▶ _WORK ITEM_
A word-for-word reproduction of the listing is required.

▶ _SUPPLIED RECORDS_
========================================================================

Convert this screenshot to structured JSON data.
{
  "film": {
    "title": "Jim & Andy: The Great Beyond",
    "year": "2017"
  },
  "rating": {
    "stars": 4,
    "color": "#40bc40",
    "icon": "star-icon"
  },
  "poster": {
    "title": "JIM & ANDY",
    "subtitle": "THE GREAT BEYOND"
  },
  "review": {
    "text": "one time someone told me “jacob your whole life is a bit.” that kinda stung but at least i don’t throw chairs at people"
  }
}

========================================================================

▶ _RESPONSE TO THE EXERCISE_
Convert this screenshot to structured JSON data.
{
  "film": {
    "title": "Jim & Andy: The Great Beyond",
    "year": "2017"
  },
  "rating": {
    "stars": 4,
    "color": "#40bc40",
    "icon": "star-icon"
  },
  "poster": {
    "title": "JIM & ANDY",
    "subtitle": "THE GREAT BEYOND"
  },
  "review": {
    "text": "one time someone told me “jacob your whole life is a bit.” that kinda stung but at least i don’t throw chairs at people"
  }
}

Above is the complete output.